[Dataset rows for apps and sites]
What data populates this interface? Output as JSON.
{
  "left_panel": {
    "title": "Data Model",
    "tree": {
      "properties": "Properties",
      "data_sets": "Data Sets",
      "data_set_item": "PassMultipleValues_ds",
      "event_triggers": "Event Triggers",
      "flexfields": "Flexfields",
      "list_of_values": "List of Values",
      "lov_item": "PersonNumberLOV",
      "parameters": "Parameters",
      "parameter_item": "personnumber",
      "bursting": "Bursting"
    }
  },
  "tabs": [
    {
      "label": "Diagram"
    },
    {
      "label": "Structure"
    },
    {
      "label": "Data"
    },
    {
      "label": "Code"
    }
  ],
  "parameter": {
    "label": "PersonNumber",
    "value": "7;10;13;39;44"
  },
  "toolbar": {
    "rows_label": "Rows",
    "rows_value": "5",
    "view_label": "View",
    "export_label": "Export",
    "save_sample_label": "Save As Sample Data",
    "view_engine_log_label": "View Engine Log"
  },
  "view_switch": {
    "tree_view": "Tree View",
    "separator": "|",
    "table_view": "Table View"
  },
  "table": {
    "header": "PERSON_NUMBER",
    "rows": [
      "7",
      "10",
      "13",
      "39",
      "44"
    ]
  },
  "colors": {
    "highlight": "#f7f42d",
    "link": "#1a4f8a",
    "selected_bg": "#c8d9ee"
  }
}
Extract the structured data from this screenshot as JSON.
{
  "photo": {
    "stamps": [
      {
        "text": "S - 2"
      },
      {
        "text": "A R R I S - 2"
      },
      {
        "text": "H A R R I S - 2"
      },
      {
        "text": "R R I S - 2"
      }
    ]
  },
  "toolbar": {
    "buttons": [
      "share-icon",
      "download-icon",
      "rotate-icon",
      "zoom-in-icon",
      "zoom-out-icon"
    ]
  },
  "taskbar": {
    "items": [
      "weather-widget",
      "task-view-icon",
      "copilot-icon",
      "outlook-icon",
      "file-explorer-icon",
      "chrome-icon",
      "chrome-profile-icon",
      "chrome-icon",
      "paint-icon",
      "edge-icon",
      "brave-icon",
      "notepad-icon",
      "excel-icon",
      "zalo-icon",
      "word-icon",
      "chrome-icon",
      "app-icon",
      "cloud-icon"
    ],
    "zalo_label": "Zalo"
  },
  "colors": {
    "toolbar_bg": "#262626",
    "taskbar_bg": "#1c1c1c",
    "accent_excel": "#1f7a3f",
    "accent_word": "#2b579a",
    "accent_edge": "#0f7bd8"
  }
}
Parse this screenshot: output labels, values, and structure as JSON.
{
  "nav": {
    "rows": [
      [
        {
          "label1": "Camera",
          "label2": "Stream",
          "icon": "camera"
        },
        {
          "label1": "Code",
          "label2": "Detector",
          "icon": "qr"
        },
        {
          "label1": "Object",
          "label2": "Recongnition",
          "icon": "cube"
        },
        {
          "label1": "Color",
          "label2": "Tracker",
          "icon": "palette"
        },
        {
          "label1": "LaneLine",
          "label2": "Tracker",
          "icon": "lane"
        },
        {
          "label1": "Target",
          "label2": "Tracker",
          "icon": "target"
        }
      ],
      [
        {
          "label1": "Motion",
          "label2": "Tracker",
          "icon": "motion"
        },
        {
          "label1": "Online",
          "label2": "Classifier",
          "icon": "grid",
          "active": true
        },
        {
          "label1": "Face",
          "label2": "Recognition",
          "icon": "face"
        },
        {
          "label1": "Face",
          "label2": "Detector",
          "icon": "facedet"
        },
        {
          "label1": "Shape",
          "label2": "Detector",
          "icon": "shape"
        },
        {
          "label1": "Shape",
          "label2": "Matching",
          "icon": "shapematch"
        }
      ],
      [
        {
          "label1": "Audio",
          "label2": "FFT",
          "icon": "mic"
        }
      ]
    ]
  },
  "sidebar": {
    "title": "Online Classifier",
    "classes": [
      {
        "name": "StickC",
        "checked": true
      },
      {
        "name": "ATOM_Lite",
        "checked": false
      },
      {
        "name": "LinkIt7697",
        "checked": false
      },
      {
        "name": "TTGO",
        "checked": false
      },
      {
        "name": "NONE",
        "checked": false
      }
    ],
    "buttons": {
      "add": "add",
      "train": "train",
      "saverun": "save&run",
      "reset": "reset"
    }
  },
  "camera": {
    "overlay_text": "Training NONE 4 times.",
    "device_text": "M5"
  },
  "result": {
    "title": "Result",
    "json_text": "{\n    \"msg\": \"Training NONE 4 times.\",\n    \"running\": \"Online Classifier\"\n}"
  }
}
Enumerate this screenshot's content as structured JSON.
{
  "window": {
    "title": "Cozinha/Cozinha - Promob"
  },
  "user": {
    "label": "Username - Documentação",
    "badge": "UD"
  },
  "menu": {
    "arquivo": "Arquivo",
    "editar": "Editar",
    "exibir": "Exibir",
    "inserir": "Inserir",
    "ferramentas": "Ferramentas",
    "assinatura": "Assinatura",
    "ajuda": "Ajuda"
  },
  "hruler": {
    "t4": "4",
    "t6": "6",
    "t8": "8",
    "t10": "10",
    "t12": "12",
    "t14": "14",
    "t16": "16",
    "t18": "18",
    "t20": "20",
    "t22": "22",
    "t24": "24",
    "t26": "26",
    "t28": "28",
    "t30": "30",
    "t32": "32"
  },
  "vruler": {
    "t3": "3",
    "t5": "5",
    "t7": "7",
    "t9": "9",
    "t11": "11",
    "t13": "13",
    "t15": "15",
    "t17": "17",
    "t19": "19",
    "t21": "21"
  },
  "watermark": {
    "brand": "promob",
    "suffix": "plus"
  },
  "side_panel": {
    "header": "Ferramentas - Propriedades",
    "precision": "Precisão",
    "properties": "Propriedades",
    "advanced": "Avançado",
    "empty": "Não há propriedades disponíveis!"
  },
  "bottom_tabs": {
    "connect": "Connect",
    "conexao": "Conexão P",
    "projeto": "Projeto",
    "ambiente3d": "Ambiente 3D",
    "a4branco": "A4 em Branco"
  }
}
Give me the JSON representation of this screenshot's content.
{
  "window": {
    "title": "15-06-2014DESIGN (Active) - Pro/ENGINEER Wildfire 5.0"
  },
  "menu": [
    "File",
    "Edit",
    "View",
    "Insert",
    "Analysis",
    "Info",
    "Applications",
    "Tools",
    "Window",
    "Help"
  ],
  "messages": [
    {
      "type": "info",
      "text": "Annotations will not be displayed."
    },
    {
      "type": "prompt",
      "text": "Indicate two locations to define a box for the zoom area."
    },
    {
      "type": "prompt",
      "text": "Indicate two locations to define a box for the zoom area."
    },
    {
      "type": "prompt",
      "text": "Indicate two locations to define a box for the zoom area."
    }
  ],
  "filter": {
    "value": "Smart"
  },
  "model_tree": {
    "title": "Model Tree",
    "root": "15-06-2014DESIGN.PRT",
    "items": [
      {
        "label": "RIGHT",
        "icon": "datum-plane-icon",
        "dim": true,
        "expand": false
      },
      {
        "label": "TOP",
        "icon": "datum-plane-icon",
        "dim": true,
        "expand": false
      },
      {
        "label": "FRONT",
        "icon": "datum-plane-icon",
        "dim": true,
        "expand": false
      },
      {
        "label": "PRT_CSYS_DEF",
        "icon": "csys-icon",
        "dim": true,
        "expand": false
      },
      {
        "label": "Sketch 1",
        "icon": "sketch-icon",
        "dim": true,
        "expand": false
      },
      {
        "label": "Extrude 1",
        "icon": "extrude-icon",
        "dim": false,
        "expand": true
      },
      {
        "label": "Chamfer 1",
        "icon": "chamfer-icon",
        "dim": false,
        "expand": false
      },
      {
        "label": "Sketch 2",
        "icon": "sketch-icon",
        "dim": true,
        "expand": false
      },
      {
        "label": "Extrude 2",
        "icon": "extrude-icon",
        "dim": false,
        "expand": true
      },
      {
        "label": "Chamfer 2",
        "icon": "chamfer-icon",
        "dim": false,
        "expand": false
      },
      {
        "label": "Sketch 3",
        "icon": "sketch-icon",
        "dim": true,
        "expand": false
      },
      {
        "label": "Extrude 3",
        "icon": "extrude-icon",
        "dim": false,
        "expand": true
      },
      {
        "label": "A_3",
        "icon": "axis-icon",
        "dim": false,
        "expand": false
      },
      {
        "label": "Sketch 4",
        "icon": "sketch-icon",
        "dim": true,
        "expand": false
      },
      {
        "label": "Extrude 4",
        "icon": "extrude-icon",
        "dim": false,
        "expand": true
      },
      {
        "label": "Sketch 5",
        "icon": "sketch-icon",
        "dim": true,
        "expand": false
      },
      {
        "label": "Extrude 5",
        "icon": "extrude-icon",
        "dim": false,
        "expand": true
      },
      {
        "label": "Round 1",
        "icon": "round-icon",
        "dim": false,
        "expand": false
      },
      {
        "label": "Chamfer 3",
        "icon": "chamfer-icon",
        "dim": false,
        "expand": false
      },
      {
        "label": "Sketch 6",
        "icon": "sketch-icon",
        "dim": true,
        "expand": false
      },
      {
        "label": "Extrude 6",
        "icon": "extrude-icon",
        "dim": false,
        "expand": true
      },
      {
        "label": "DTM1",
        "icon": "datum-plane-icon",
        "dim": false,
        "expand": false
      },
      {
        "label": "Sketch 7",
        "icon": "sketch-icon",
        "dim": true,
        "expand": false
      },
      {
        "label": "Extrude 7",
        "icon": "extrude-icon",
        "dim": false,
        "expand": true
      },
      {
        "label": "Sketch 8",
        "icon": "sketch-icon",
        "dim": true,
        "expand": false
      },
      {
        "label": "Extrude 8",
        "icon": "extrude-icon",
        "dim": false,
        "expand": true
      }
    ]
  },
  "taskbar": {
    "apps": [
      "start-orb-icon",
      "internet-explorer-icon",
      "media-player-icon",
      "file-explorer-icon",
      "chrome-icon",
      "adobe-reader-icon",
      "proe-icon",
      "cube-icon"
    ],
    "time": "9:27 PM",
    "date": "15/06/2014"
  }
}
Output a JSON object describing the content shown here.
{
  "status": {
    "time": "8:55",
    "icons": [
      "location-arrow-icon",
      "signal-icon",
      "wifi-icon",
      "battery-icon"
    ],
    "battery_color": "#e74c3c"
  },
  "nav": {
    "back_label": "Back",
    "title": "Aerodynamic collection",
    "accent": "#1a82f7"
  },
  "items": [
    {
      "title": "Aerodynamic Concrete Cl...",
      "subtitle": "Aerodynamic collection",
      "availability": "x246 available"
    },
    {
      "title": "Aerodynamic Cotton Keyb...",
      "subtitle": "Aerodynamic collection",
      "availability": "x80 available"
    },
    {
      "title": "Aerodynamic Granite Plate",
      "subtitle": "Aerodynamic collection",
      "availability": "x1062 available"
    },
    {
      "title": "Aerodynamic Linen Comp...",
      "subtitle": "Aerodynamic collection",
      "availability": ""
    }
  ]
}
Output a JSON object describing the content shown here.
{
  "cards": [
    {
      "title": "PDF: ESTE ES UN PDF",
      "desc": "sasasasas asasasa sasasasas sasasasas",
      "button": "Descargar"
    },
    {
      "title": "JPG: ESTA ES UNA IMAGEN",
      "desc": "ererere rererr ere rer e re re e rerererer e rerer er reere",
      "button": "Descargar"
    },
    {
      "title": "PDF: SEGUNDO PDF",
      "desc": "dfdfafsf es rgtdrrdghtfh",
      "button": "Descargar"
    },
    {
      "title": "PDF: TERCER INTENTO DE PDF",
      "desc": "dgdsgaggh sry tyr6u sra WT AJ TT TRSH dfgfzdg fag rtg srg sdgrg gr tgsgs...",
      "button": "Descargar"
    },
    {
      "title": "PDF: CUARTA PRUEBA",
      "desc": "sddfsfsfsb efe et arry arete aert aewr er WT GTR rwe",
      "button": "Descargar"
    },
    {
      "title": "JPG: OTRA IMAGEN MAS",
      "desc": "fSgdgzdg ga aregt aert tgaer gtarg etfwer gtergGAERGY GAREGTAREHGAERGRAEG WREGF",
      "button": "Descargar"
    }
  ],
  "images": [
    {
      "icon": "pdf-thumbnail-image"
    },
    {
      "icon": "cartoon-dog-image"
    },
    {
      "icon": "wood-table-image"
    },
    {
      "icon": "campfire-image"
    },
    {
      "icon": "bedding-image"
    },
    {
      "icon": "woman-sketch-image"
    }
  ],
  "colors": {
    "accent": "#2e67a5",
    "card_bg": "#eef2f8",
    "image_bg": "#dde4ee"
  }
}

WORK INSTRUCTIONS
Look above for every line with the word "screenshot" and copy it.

WRITTEN REPLY
Extract the structured data from this screenshot as JSON.
Parse this screenshot: output labels, values, and structure as JSON.
Enumerate this screenshot's content as structured JSON.
Give me the JSON representation of this screenshot's content.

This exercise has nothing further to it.